Early Signs: Is Ofsted delivering the CEIAG judgement goods?

A new term means new Ofsted inspections and reports which, this year, should get special scrutiny from the CEIAG community. For it is from this September that Sir Micheal Wilshaw has promised that a school’s proficiency in fulfilling the duties of the Statutory Guidance and the quality of their CEIAG work will be given a greater priority in inspections. The guidelines issued to inspectors are clear so now, for schools to  believe that this work is a vital part of the structure they build for their students, it just has to happen.

In these first reports from this academic year only full school inspections on secondary schools are included here:

1. School: Dronfield Henry Fanshawe School

Inspection Date: 11/09/2013

Performance table:

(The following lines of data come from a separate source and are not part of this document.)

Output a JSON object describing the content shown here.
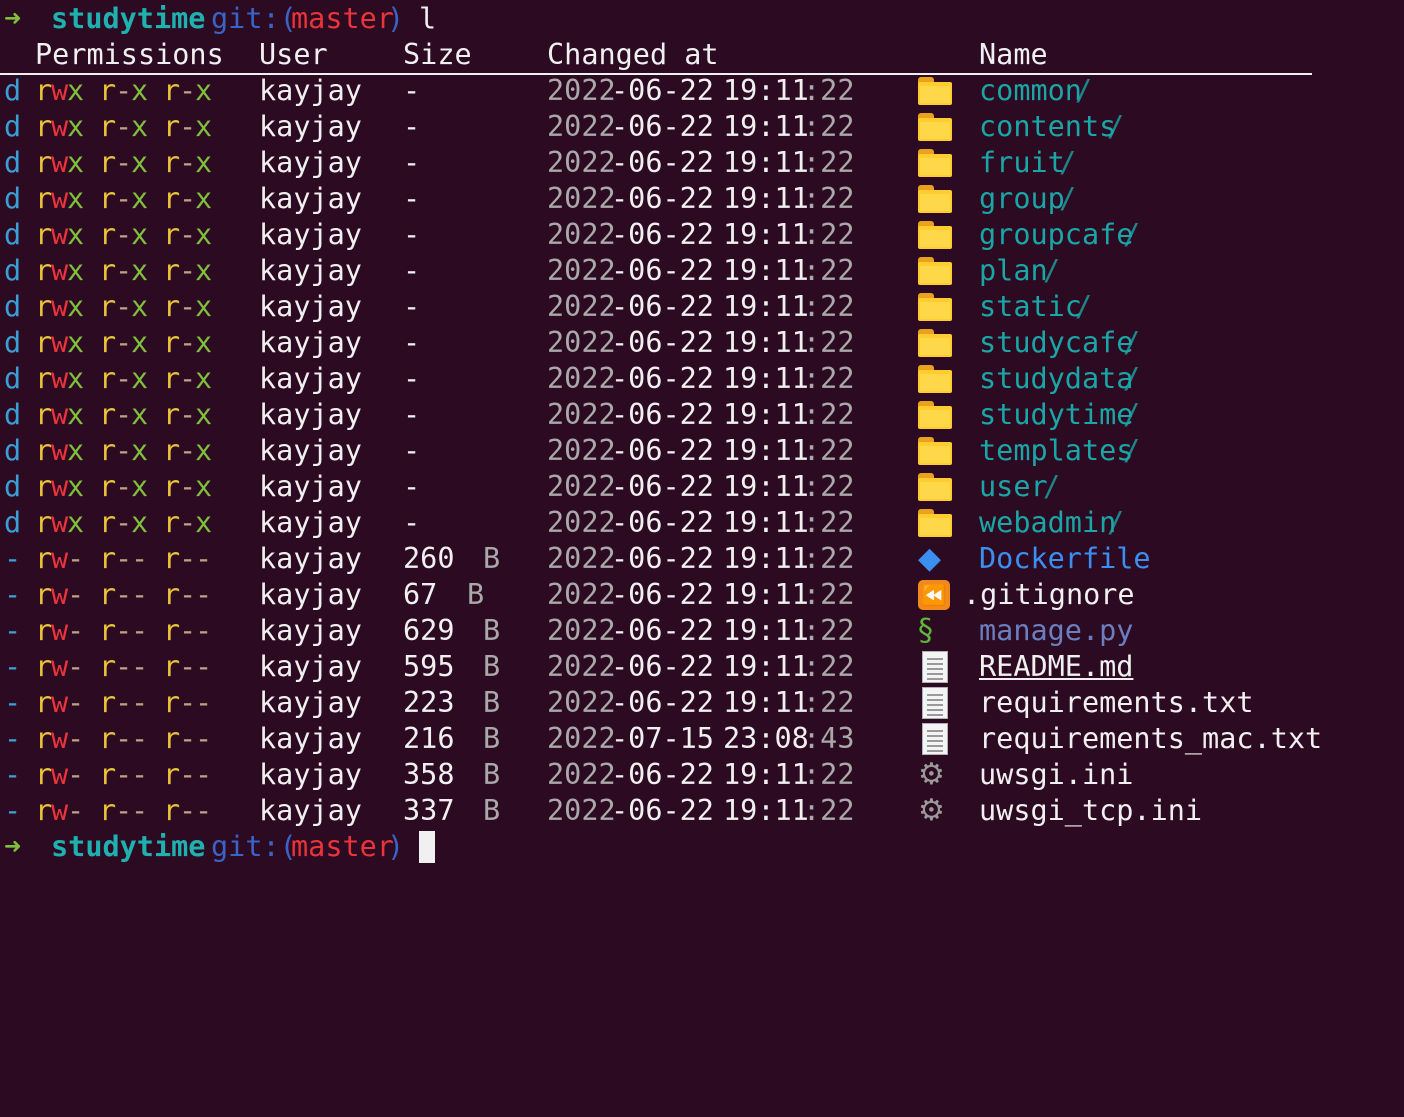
{
  "prompt": {
    "arrow": "➜",
    "dir": "studytime",
    "git_open": "git:(",
    "branch": "master",
    "git_close": ")",
    "command": "l"
  },
  "header": {
    "permissions": "Permissions",
    "user": "User",
    "size": "Size",
    "changed": "Changed at",
    "name": "Name"
  },
  "rows": [
    {
      "type": "d",
      "perm": [
        "r",
        "w",
        "x",
        "r",
        "-",
        "x",
        "r",
        "-",
        "x"
      ],
      "user": "kayjay",
      "size": "-",
      "unit": "",
      "date": "2022",
      "md": "-06-22",
      "hm": "19:11",
      "sec": ":22",
      "icon": "folder-icon",
      "name": "common",
      "suffix": "/",
      "kind": "dir"
    },
    {
      "type": "d",
      "perm": [
        "r",
        "w",
        "x",
        "r",
        "-",
        "x",
        "r",
        "-",
        "x"
      ],
      "user": "kayjay",
      "size": "-",
      "unit": "",
      "date": "2022",
      "md": "-06-22",
      "hm": "19:11",
      "sec": ":22",
      "icon": "folder-icon",
      "name": "contents",
      "suffix": "/",
      "kind": "dir"
    },
    {
      "type": "d",
      "perm": [
        "r",
        "w",
        "x",
        "r",
        "-",
        "x",
        "r",
        "-",
        "x"
      ],
      "user": "kayjay",
      "size": "-",
      "unit": "",
      "date": "2022",
      "md": "-06-22",
      "hm": "19:11",
      "sec": ":22",
      "icon": "folder-icon",
      "name": "fruit",
      "suffix": "/",
      "kind": "dir"
    },
    {
      "type": "d",
      "perm": [
        "r",
        "w",
        "x",
        "r",
        "-",
        "x",
        "r",
        "-",
        "x"
      ],
      "user": "kayjay",
      "size": "-",
      "unit": "",
      "date": "2022",
      "md": "-06-22",
      "hm": "19:11",
      "sec": ":22",
      "icon": "folder-icon",
      "name": "group",
      "suffix": "/",
      "kind": "dir"
    },
    {
      "type": "d",
      "perm": [
        "r",
        "w",
        "x",
        "r",
        "-",
        "x",
        "r",
        "-",
        "x"
      ],
      "user": "kayjay",
      "size": "-",
      "unit": "",
      "date": "2022",
      "md": "-06-22",
      "hm": "19:11",
      "sec": ":22",
      "icon": "folder-icon",
      "name": "groupcafe",
      "suffix": "/",
      "kind": "dir"
    },
    {
      "type": "d",
      "perm": [
        "r",
        "w",
        "x",
        "r",
        "-",
        "x",
        "r",
        "-",
        "x"
      ],
      "user": "kayjay",
      "size": "-",
      "unit": "",
      "date": "2022",
      "md": "-06-22",
      "hm": "19:11",
      "sec": ":22",
      "icon": "folder-icon",
      "name": "plan",
      "suffix": "/",
      "kind": "dir"
    },
    {
      "type": "d",
      "perm": [
        "r",
        "w",
        "x",
        "r",
        "-",
        "x",
        "r",
        "-",
        "x"
      ],
      "user": "kayjay",
      "size": "-",
      "unit": "",
      "date": "2022",
      "md": "-06-22",
      "hm": "19:11",
      "sec": ":22",
      "icon": "folder-icon",
      "name": "static",
      "suffix": "/",
      "kind": "dir"
    },
    {
      "type": "d",
      "perm": [
        "r",
        "w",
        "x",
        "r",
        "-",
        "x",
        "r",
        "-",
        "x"
      ],
      "user": "kayjay",
      "size": "-",
      "unit": "",
      "date": "2022",
      "md": "-06-22",
      "hm": "19:11",
      "sec": ":22",
      "icon": "folder-icon",
      "name": "studycafe",
      "suffix": "/",
      "kind": "dir"
    },
    {
      "type": "d",
      "perm": [
        "r",
        "w",
        "x",
        "r",
        "-",
        "x",
        "r",
        "-",
        "x"
      ],
      "user": "kayjay",
      "size": "-",
      "unit": "",
      "date": "2022",
      "md": "-06-22",
      "hm": "19:11",
      "sec": ":22",
      "icon": "folder-icon",
      "name": "studydata",
      "suffix": "/",
      "kind": "dir"
    },
    {
      "type": "d",
      "perm": [
        "r",
        "w",
        "x",
        "r",
        "-",
        "x",
        "r",
        "-",
        "x"
      ],
      "user": "kayjay",
      "size": "-",
      "unit": "",
      "date": "2022",
      "md": "-06-22",
      "hm": "19:11",
      "sec": ":22",
      "icon": "folder-icon",
      "name": "studytime",
      "suffix": "/",
      "kind": "dir"
    },
    {
      "type": "d",
      "perm": [
        "r",
        "w",
        "x",
        "r",
        "-",
        "x",
        "r",
        "-",
        "x"
      ],
      "user": "kayjay",
      "size": "-",
      "unit": "",
      "date": "2022",
      "md": "-06-22",
      "hm": "19:11",
      "sec": ":22",
      "icon": "folder-icon",
      "name": "templates",
      "suffix": "/",
      "kind": "dir"
    },
    {
      "type": "d",
      "perm": [
        "r",
        "w",
        "x",
        "r",
        "-",
        "x",
        "r",
        "-",
        "x"
      ],
      "user": "kayjay",
      "size": "-",
      "unit": "",
      "date": "2022",
      "md": "-06-22",
      "hm": "19:11",
      "sec": ":22",
      "icon": "folder-icon",
      "name": "user",
      "suffix": "/",
      "kind": "dir"
    },
    {
      "type": "d",
      "perm": [
        "r",
        "w",
        "x",
        "r",
        "-",
        "x",
        "r",
        "-",
        "x"
      ],
      "user": "kayjay",
      "size": "-",
      "unit": "",
      "date": "2022",
      "md": "-06-22",
      "hm": "19:11",
      "sec": ":22",
      "icon": "folder-icon",
      "name": "webadmin",
      "suffix": "/",
      "kind": "dir"
    },
    {
      "type": "-",
      "perm": [
        "r",
        "w",
        "-",
        "r",
        "-",
        "-",
        "r",
        "-",
        "-"
      ],
      "user": "kayjay",
      "size": "260",
      "unit": "B",
      "date": "2022",
      "md": "-06-22",
      "hm": "19:11",
      "sec": ":22",
      "icon": "whale-icon",
      "name": "Dockerfile",
      "suffix": "",
      "kind": "docker"
    },
    {
      "type": "-",
      "perm": [
        "r",
        "w",
        "-",
        "r",
        "-",
        "-",
        "r",
        "-",
        "-"
      ],
      "user": "kayjay",
      "size": "67",
      "unit": "B",
      "date": "2022",
      "md": "-06-22",
      "hm": "19:11",
      "sec": ":22",
      "icon": "rewind-icon",
      "name": ".gitignore",
      "suffix": "",
      "kind": "git"
    },
    {
      "type": "-",
      "perm": [
        "r",
        "w",
        "-",
        "r",
        "-",
        "-",
        "r",
        "-",
        "-"
      ],
      "user": "kayjay",
      "size": "629",
      "unit": "B",
      "date": "2022",
      "md": "-06-22",
      "hm": "19:11",
      "sec": ":22",
      "icon": "snake-icon",
      "name": "manage.py",
      "suffix": "",
      "kind": "py"
    },
    {
      "type": "-",
      "perm": [
        "r",
        "w",
        "-",
        "r",
        "-",
        "-",
        "r",
        "-",
        "-"
      ],
      "user": "kayjay",
      "size": "595",
      "unit": "B",
      "date": "2022",
      "md": "-06-22",
      "hm": "19:11",
      "sec": ":22",
      "icon": "document-icon",
      "name": "README.md",
      "suffix": "",
      "kind": "readme"
    },
    {
      "type": "-",
      "perm": [
        "r",
        "w",
        "-",
        "r",
        "-",
        "-",
        "r",
        "-",
        "-"
      ],
      "user": "kayjay",
      "size": "223",
      "unit": "B",
      "date": "2022",
      "md": "-06-22",
      "hm": "19:11",
      "sec": ":22",
      "icon": "document-icon",
      "name": "requirements.txt",
      "suffix": "",
      "kind": "file"
    },
    {
      "type": "-",
      "perm": [
        "r",
        "w",
        "-",
        "r",
        "-",
        "-",
        "r",
        "-",
        "-"
      ],
      "user": "kayjay",
      "size": "216",
      "unit": "B",
      "date": "2022",
      "md": "-07-15",
      "hm": "23:08",
      "sec": ":43",
      "icon": "document-icon",
      "name": "requirements_mac.txt",
      "suffix": "",
      "kind": "file"
    },
    {
      "type": "-",
      "perm": [
        "r",
        "w",
        "-",
        "r",
        "-",
        "-",
        "r",
        "-",
        "-"
      ],
      "user": "kayjay",
      "size": "358",
      "unit": "B",
      "date": "2022",
      "md": "-06-22",
      "hm": "19:11",
      "sec": ":22",
      "icon": "gear-icon",
      "name": "uwsgi.ini",
      "suffix": "",
      "kind": "file"
    },
    {
      "type": "-",
      "perm": [
        "r",
        "w",
        "-",
        "r",
        "-",
        "-",
        "r",
        "-",
        "-"
      ],
      "user": "kayjay",
      "size": "337",
      "unit": "B",
      "date": "2022",
      "md": "-06-22",
      "hm": "19:11",
      "sec": ":22",
      "icon": "gear-icon",
      "name": "uwsgi_tcp.ini",
      "suffix": "",
      "kind": "file"
    }
  ],
  "colors": {
    "background": "#2c0a22",
    "prompt_arrow": "#7fbf3a",
    "prompt_dir": "#1fb0b0",
    "branch": "#e8343a",
    "directory": "#1aa6a6"
  }
}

Specific mention of Careers/CEIAG/Destinations: None (although the paragraph at the bottom of page 6 does mention progression routes)

2. School: Sharples School Science Specialist College

Inspection Date: 10/09/2013

Performance table:

Specific mention of Careers/CEIAG/Destinations: On page 6, “students receive good support and guidance about the next steps open to them after they leave school.”

3. School: Granville Sports College

Inspection Date: 12/09/2013

Performance table:

Specific mention of Careers/CEIAG/Destinations: On page 6, “They have also developed a range of courses which are increasingly relevant for students. Most students are now prepared well for the next stage of education or work,” which is really more about curriculum pathways and design rather than IAG.

4. School: South Wolverhampton and Bilston Academy

Inspection Date: 18/09/2013

Performance table:

Specific mention of Careers/CEIAG/Destinations: None

5. School: Sandhurst School

Inspection Date: 10/09/2013

Performance table:

Specific mention of Careers/CEIAG/Destinations: None

6. School: Acland Burghley School

Inspection Date: 11/09/2013

Performance table:

Specific mention of Careers/CEIAG/Destinations: None

7. School: Fearnhill School

Inspection Date: 17/09/2013

Performance table:

Specific mention of Careers/CEIAG/Destinations: YES! – On page 8, “The school makes suitable arrangements for providing independent information, advice and guidance to prepare students for the next stage of their education and the world of work.”

8. School: Hasland Hall Community School

Inspection Date: 12/09/2013

Performance table:

Specific mention of Careers/CEIAG/Destinations: YES! – On page 7, “Independent and impartial careers guidance is available to students through an independent careers service and events and opportunities provided by the school. There are good relationships with local providers of post-16 education.”

9. School: Litcham School

Inspection Date: 12/09/2013

Performance table:

Specific mention of Careers/CEIAG/Destinations: None – although reference is made to qualification pathways and opportunities for small numbers of students to participate in work related learning but, again, this is a curriculum design issue, not an IAG reference.

It’s far too early to form a judgement or look for any emerging patterns here on either how Ofsted are inspecting or then reporting CEIAG as part of regular school inspections but I wanted to flag up that, in some cases, it seems to be happening well.

The early questions raised are though

1. Will negative verdicts on a schools CEIAG provision start to appear as well?

2. Does omission of a CEIAG verdict in the report imply the inspection team did not focus on it or a negative verdict on the school’s provision?

3. Will Destination figures get a mention at some point?

In time, we shall see.